Nice eases drug restrictions for rheumatoid arthritis sufferers
Thousands of people with rheumatoid arthritis could be given the chance to try new drugs following a U-turn by the health watchdog.
The National Institute for Health and Clinical Excellence (Nice) has issued guidance which effectively reverses a decision it made two years ago to deny a range of drugs to sufferers. In 2008, Nice said patients would not able able to try a second TNF (tumour necrosis factor)-alpha inhibitor if a first attempt at therapy failed. But charities called it a "prescription for pain" and said moving from one therapy to a second or third has been established practice for years.
Data from the British Society for Rheumatology Biologics Register suggests that about 70 per cent of patients will get a good response from a second lot of therapy if the effects of the first start to wane. Nice also rejected the drug abatacept (Orencia) for arthritis in 2008, meaning the number of effective therapies was cut from five to two.
In March this year, Nice issued new guidance recommending the use of a drug called rituximab, but said others could only be used in research. In new draft guidance, Nice now recommends rituximab as the treatment for patients who have failed or who have not responded to other disease-modifying anti-rheumatic drugs. It also recommended others for patients who failed on one TNF inhibitor or have not responded to other drugs.

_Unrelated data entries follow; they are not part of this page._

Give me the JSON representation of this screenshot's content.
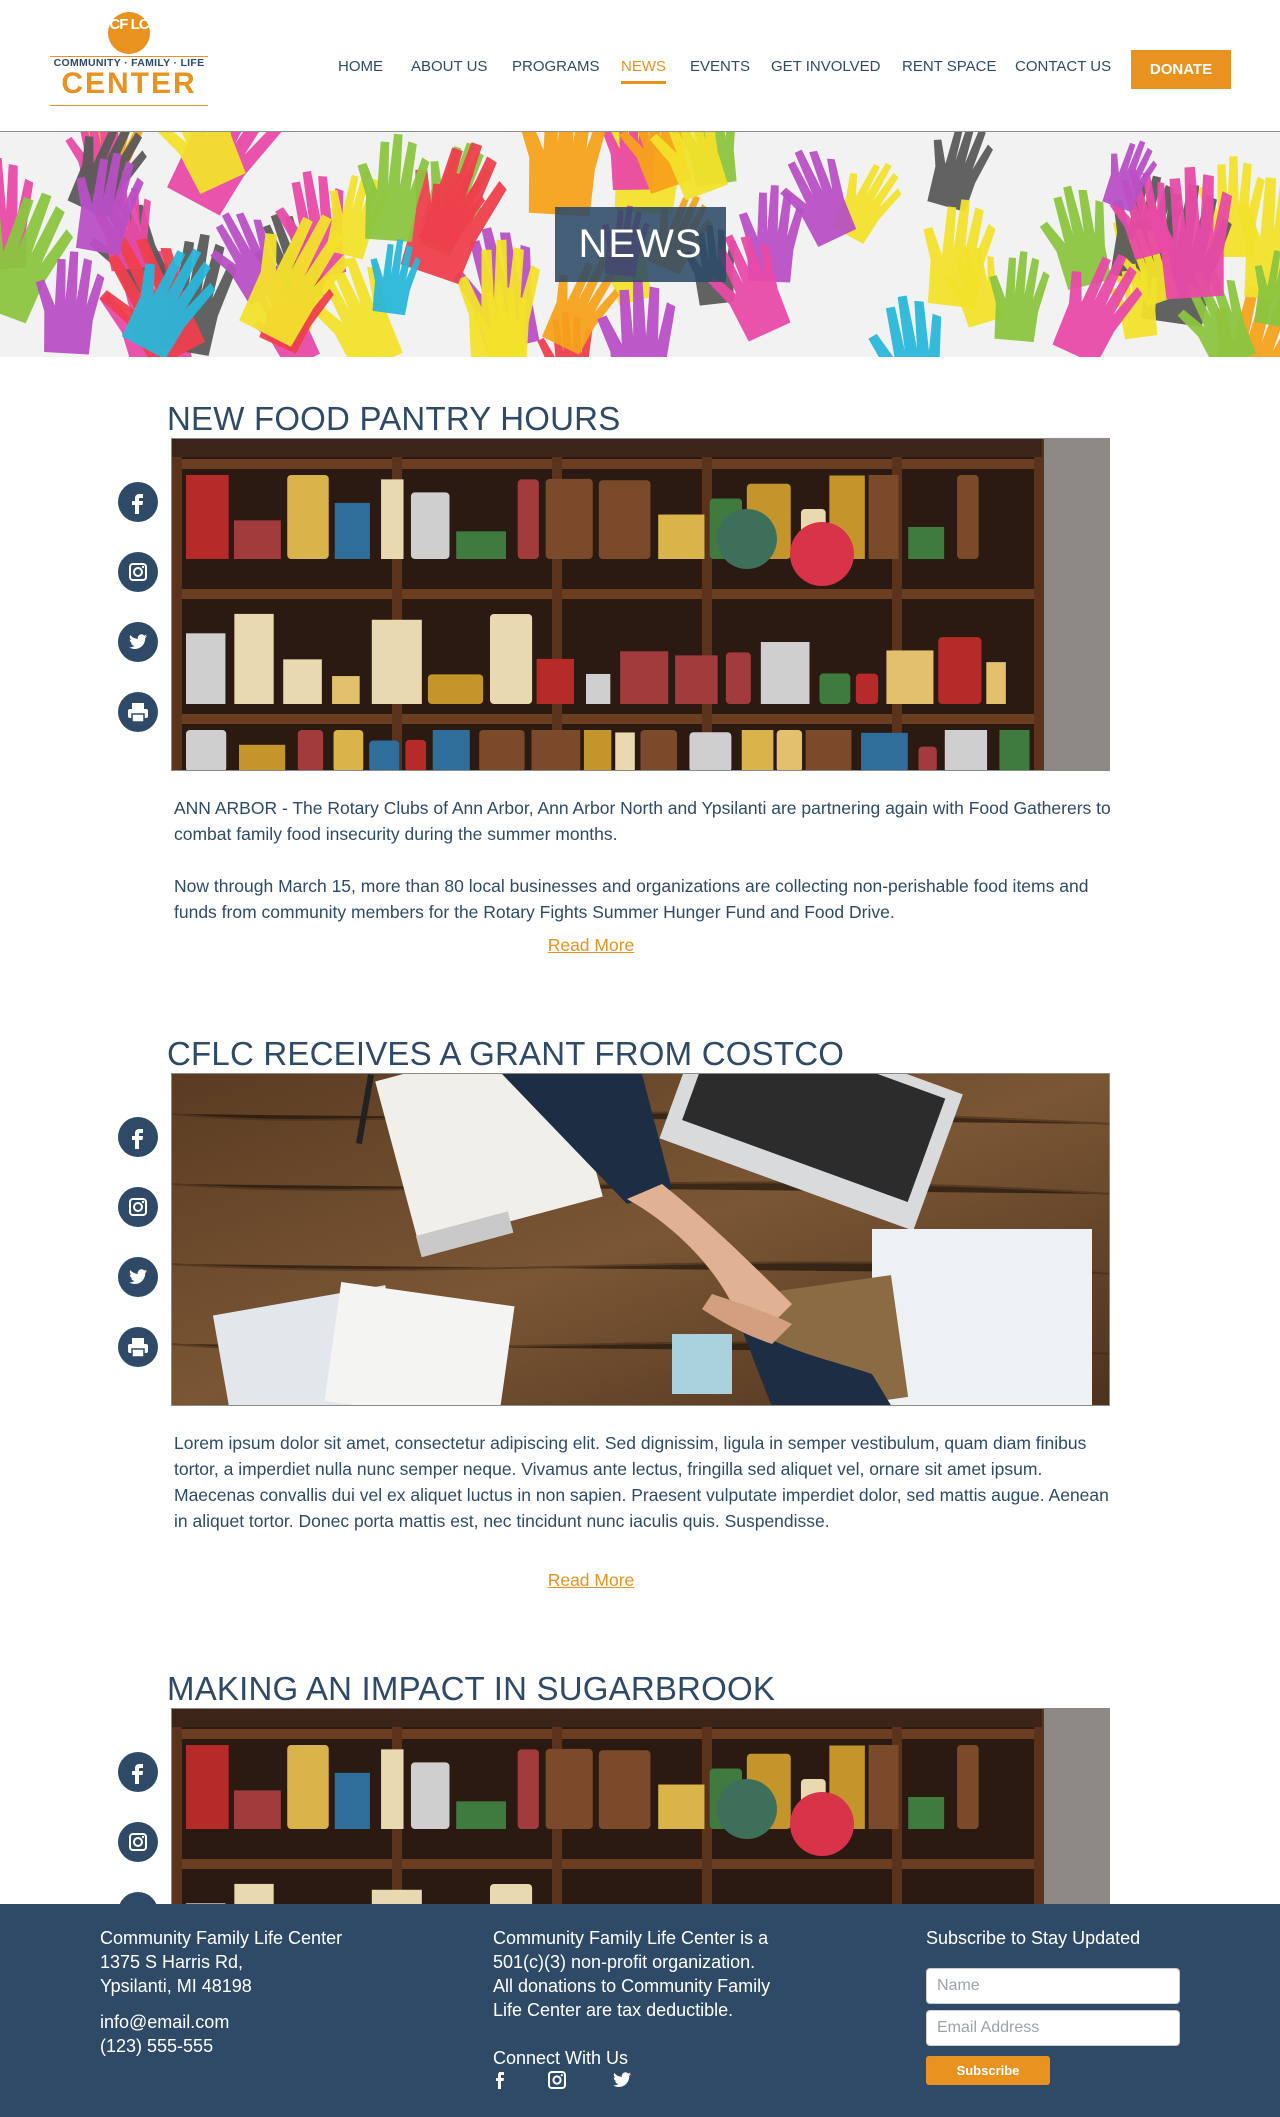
{
  "header": {
    "logo": {
      "monogram": "CF LC",
      "tagline": "COMMUNITY · FAMILY · LIFE",
      "wordmark": "CENTER"
    },
    "nav": [
      {
        "label": "HOME",
        "active": false
      },
      {
        "label": "ABOUT US",
        "active": false
      },
      {
        "label": "PROGRAMS",
        "active": false
      },
      {
        "label": "NEWS",
        "active": true
      },
      {
        "label": "EVENTS",
        "active": false
      },
      {
        "label": "GET INVOLVED",
        "active": false
      },
      {
        "label": "RENT SPACE",
        "active": false
      },
      {
        "label": "CONTACT US",
        "active": false
      }
    ],
    "donate_label": "DONATE"
  },
  "hero": {
    "title": "NEWS"
  },
  "share_icons": [
    "facebook-icon",
    "instagram-icon",
    "twitter-icon",
    "print-icon"
  ],
  "articles": [
    {
      "title": "NEW FOOD PANTRY HOURS",
      "image": "pantry-shelves",
      "paragraphs": [
        "ANN ARBOR - The Rotary Clubs of Ann Arbor, Ann Arbor North and Ypsilanti are partnering again with Food Gatherers to combat family food insecurity during the summer months.",
        "Now through March 15, more than 80 local businesses and organizations are collecting non-perishable food items and funds from community members for the Rotary Fights Summer Hunger Fund and Food Drive."
      ],
      "read_more": "Read More"
    },
    {
      "title": "CFLC RECEIVES A GRANT FROM COSTCO",
      "image": "handshake-desk",
      "paragraphs": [
        "Lorem ipsum dolor sit amet, consectetur adipiscing elit. Sed dignissim, ligula in semper vestibulum, quam diam finibus tortor, a imperdiet nulla nunc semper neque. Vivamus ante lectus, fringilla sed aliquet vel, ornare sit amet ipsum. Maecenas convallis dui vel ex aliquet luctus in non sapien. Praesent vulputate imperdiet dolor, sed mattis augue. Aenean in aliquet tortor. Donec porta mattis est, nec tincidunt nunc iaculis quis. Suspendisse."
      ],
      "read_more": "Read More"
    },
    {
      "title": "MAKING AN IMPACT IN SUGARBROOK",
      "image": "pantry-shelves"
    }
  ],
  "footer": {
    "address": [
      "Community Family Life Center",
      "1375 S Harris Rd,",
      "Ypsilanti, MI 48198"
    ],
    "email": "info@email.com",
    "phone": "(123) 555-555",
    "about": [
      "Community Family Life Center is a",
      "501(c)(3) non-profit organization.",
      "All donations to Community Family",
      "Life Center are tax deductible."
    ],
    "connect_label": "Connect With Us",
    "social_icons": [
      "facebook-icon",
      "instagram-icon",
      "twitter-icon"
    ],
    "subscribe": {
      "title": "Subscribe to Stay Updated",
      "name_placeholder": "Name",
      "email_placeholder": "Email Address",
      "button": "Subscribe"
    }
  },
  "colors": {
    "primary": "#2e4a66",
    "accent": "#e8921f",
    "footer_bg": "#2e4a66"
  }
}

Dr Carole Longson, the director of health technology evaluation centre at Nice, said: "The focus of this appraisal was to look at treatment options when a TNF inhibitor has not worked or when it has lost its effect. The evidence suggests that rituximab works in this context and is cost-effective. However, not all patients are able to take rituximab, so the appraisal committee has recommended that [other drugs] adalimumab, etanercept, infliximab or abatacept may be given. We hope this wider choice of options will mean people will be able to manage their rheumatoid arthritis more effectively."
Life & Style blogs
Other popular areas include Didsbury, Clifton in Bristol, central Cambridge and West Bridgford
Doctors are allowed to have personal beliefs, just as long as these beliefs do not interfere with th...
BBC journalist Justin Webb talks about his experiences of the advances in preventing heart attacks a...
- 1 'He was lucky he didn't die' - George Michael fell out of speeding car onto M1 motorway, according to eye witness
- 2 Gay couple beaten in park urge MPs to moderate language on gay marriage
- 3 After woman sells virginity for $780,000, here are the results of our prostitution survey
- 4 Far-right French historian, 78-year-old Dominique Venner, commits suicide in Notre Dame in protest against gay marriage
- 5 'It was just like the movie Twister': Man survives Oklahoma tornado by taking refuge in horse stall
BMF is the UK’s biggest and best loved outdoor fitness classes
Find out what The Independent's resident travel expert has to say about one of the most beautiful small cities in the world
Win anything from gadgets to five-star holidays on our competitions and offers page.
Excellent Salary Package - £60K to £120K: Austen Lloyd: We have an exciting op...
£200 - £250 per day: Progressive Recruitment: Java Developer - Urgent Requirem...
£70000 - £95000 per annum + Bonus, flexible working hours, remote work: Progre...
£50000 - £56000 per annum + Benefits package, flexible working hours: Progress...